Fulco di Santostefano della Cerda, Duke of Verdura, was a man destined to be a legend. Born in Sicily in 1899, he moved to France in 1927. While in Paris, he met Coco Chanel and designed for her fashion house a line of jewelry in precious stones. He became Chanel’s favorite. In 1937, he was in New York and designed jewelry for Hollywood stars: Greta Garbo, Katherine Hepburn, Joan Crawford. Not until 1937, he opened his first boutique in New York. Ten years later, his European atelier in Paris. In those years he met Salvador Dali, who encouraged him to design a surreal collection. Fulco’s creations were normally based on nature motifs. In the 1950s he created a series of seashells encrusted with gems. Gloria Swanson, Barbara Hutton, Diana Vreeland, Jackie Kennedy, Princess Grace of Monaco and the Duchess of Windsor were just a few of his more famous clients. His designs often featured in Vogue and other magazines. Despite such fame, he rarely sought publicity. Di Verdura was an exceptional visual artist. He never married. He died in London in 1978. He was survived by his family and his legacy: the tradition of a unique artisan.



Posted on October 4, 2012 by admin
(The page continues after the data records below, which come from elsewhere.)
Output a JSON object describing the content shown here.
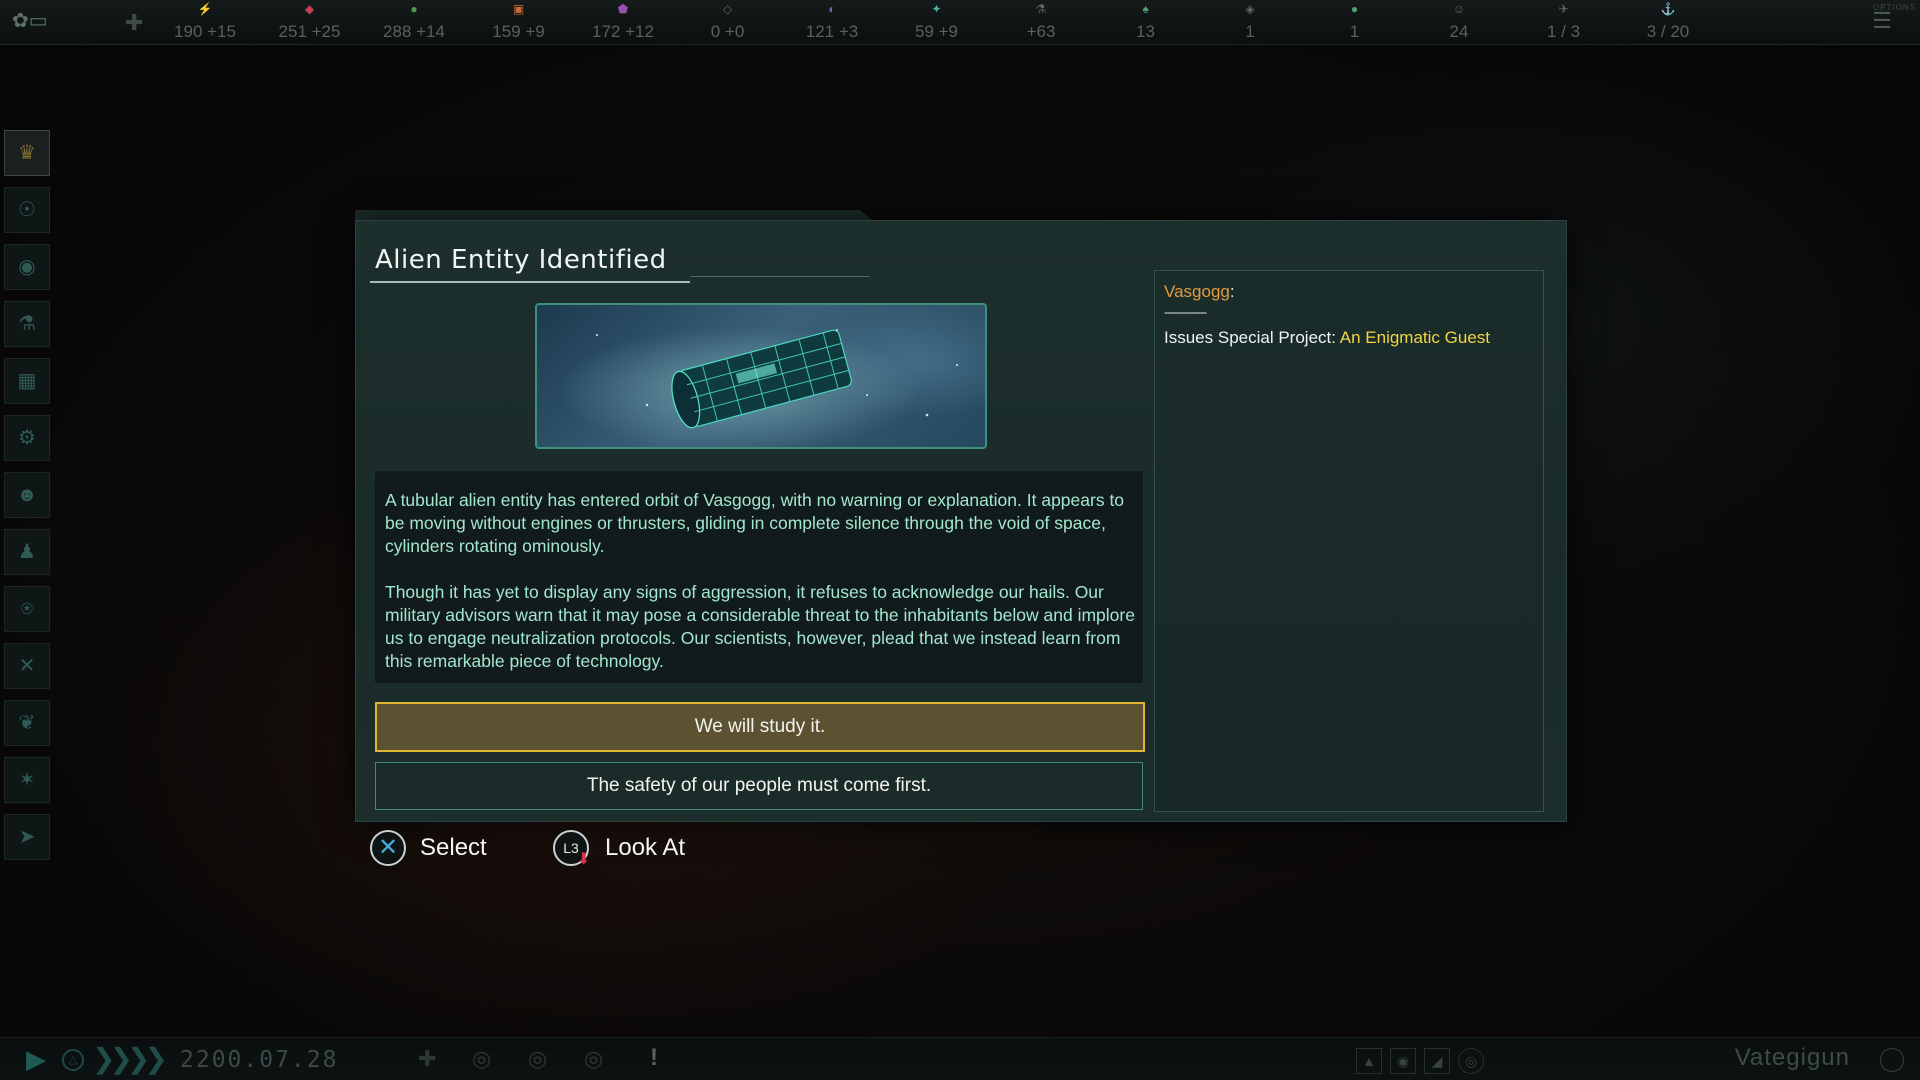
{
  "top_bar": {
    "resources": [
      {
        "name": "energy",
        "icon": "energy-icon",
        "value": "190 +15",
        "color": "#d9a53b"
      },
      {
        "name": "minerals",
        "icon": "minerals-icon",
        "value": "251 +25",
        "color": "#c2414e"
      },
      {
        "name": "food",
        "icon": "food-icon",
        "value": "288 +14",
        "color": "#4f9c47"
      },
      {
        "name": "consumer-goods",
        "icon": "consumer-goods-icon",
        "value": "159 +9",
        "color": "#c46a3a"
      },
      {
        "name": "alloys",
        "icon": "alloys-icon",
        "value": "172 +12",
        "color": "#9a4fb0"
      },
      {
        "name": "strategic",
        "icon": "strategic-icon",
        "value": "0 +0",
        "color": "#5d6a68"
      },
      {
        "name": "influence",
        "icon": "influence-icon",
        "value": "121 +3",
        "color": "#8059c6"
      },
      {
        "name": "unity",
        "icon": "unity-icon",
        "value": "59 +9",
        "color": "#4fb0a0"
      },
      {
        "name": "research",
        "icon": "research-icon",
        "value": "+63",
        "color": "#5d6a68"
      },
      {
        "name": "stability",
        "icon": "stability-icon",
        "value": "13",
        "color": "#4fa06b"
      },
      {
        "name": "trade",
        "icon": "trade-icon",
        "value": "1",
        "color": "#5d6a68"
      },
      {
        "name": "planets",
        "icon": "planets-icon",
        "value": "1",
        "color": "#4fa06b"
      },
      {
        "name": "pops",
        "icon": "pops-icon",
        "value": "24",
        "color": "#5d6a68"
      },
      {
        "name": "fleets",
        "icon": "fleets-icon",
        "value": "1 / 3",
        "color": "#5d6a68"
      },
      {
        "name": "naval-capacity",
        "icon": "naval-capacity-icon",
        "value": "3 / 20",
        "color": "#5d6a68"
      }
    ],
    "options_label": "OPTIONS"
  },
  "sidebar": {
    "items": [
      {
        "name": "government",
        "icon": "crown-icon",
        "active": true
      },
      {
        "name": "contacts",
        "icon": "contacts-icon"
      },
      {
        "name": "planets",
        "icon": "planets-icon"
      },
      {
        "name": "research",
        "icon": "flask-icon"
      },
      {
        "name": "expansion",
        "icon": "map-icon"
      },
      {
        "name": "traditions",
        "icon": "gears-icon"
      },
      {
        "name": "factions",
        "icon": "masks-icon"
      },
      {
        "name": "species",
        "icon": "person-icon"
      },
      {
        "name": "situation-log",
        "icon": "emblem-icon"
      },
      {
        "name": "military",
        "icon": "swords-icon"
      },
      {
        "name": "edicts",
        "icon": "leaf-icon"
      },
      {
        "name": "leaders",
        "icon": "stars-icon"
      },
      {
        "name": "ships",
        "icon": "ship-icon"
      }
    ]
  },
  "dialog": {
    "title": "Alien Entity Identified",
    "image_alt": "alien-cylinder-entity",
    "description": [
      "A tubular alien entity has entered orbit of Vasgogg, with no warning or explanation. It appears to be moving without engines or thrusters, gliding in complete silence through the void of space, cylinders rotating ominously.",
      "Though it has yet to display any signs of aggression, it refuses to acknowledge our hails. Our military advisors warn that it may pose a considerable threat to the inhabitants below and implore us to engage neutralization protocols. Our scientists, however, plead that we instead learn from this remarkable piece of technology."
    ],
    "options": [
      {
        "label": "We will study it.",
        "selected": true
      },
      {
        "label": "The safety of our people must come first.",
        "selected": false
      }
    ],
    "effects": {
      "planet_name": "Vasgogg",
      "separator": "--------------",
      "effect_prefix": "Issues Special Project: ",
      "project_name": "An Enigmatic Guest"
    }
  },
  "prompts": {
    "select_label": "Select",
    "select_button": "cross-button",
    "look_label": "Look At",
    "look_button": "L3"
  },
  "bottom_bar": {
    "date": "2200.07.28",
    "empire_name": "Vategigun"
  }
}
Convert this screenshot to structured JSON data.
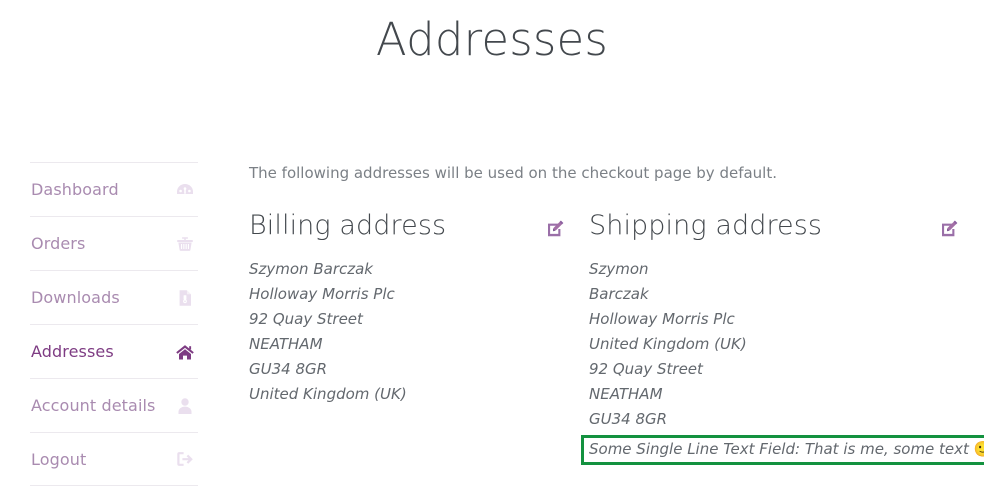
{
  "page": {
    "title": "Addresses"
  },
  "sidebar": {
    "items": [
      {
        "label": "Dashboard",
        "icon": "dashboard-gauge-icon",
        "active": false
      },
      {
        "label": "Orders",
        "icon": "shopping-basket-icon",
        "active": false
      },
      {
        "label": "Downloads",
        "icon": "download-file-icon",
        "active": false
      },
      {
        "label": "Addresses",
        "icon": "home-house-icon",
        "active": true
      },
      {
        "label": "Account details",
        "icon": "user-person-icon",
        "active": false
      },
      {
        "label": "Logout",
        "icon": "sign-out-icon",
        "active": false
      }
    ]
  },
  "main": {
    "intro": "The following addresses will be used on the checkout page by default.",
    "billing": {
      "title": "Billing address",
      "edit_icon": "edit-pencil-square-icon",
      "lines": [
        "Szymon Barczak",
        "Holloway Morris Plc",
        "92 Quay Street",
        "NEATHAM",
        "GU34 8GR",
        "United Kingdom (UK)"
      ]
    },
    "shipping": {
      "title": "Shipping address",
      "edit_icon": "edit-pencil-square-icon",
      "lines": [
        "Szymon",
        "Barczak",
        "Holloway Morris Plc",
        "United Kingdom (UK)",
        "92 Quay Street",
        "NEATHAM",
        "GU34 8GR"
      ],
      "highlighted_line": "Some Single Line Text Field: That is me, some text",
      "highlighted_emoji": "🙂"
    }
  },
  "colors": {
    "title": "#43484d",
    "nav_inactive": "#a98bb0",
    "nav_active": "#7e3c83",
    "body_text": "#63686e",
    "intro_text": "#7b8086",
    "highlight_border": "#13923f",
    "divider": "#ece9ee"
  }
}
Surprise surprise! This is for all the sweet teeth all over the world! This past July, Swiss watchmaker Jaeger-LeCoultre has installed ten bee hives at the entrance of its watch making house, the Grande Maison. Jaeger-LeCoultre has also hired a professional bee keeper, Mr. Franck Crozet, to keep things in order so if you happened to visit the manufacturing unit, you could taste its honey. JLC is supreme in long tradition of perfection for watch making, Honey making is a new challenging experience for them. The honey is offered as an authentic, original souvenir to visitors and its high quality has been labeled as “Honey from the Manufacture Jaeger-LeCoultre”. This eco friendly initiative is a new step into Jaeger-LeCoultre’s commitment to preserving the environment as bees play a crucial role in maintaining the balance of nature, supporting pollen from flowers and contributing to the reproduction of plant species.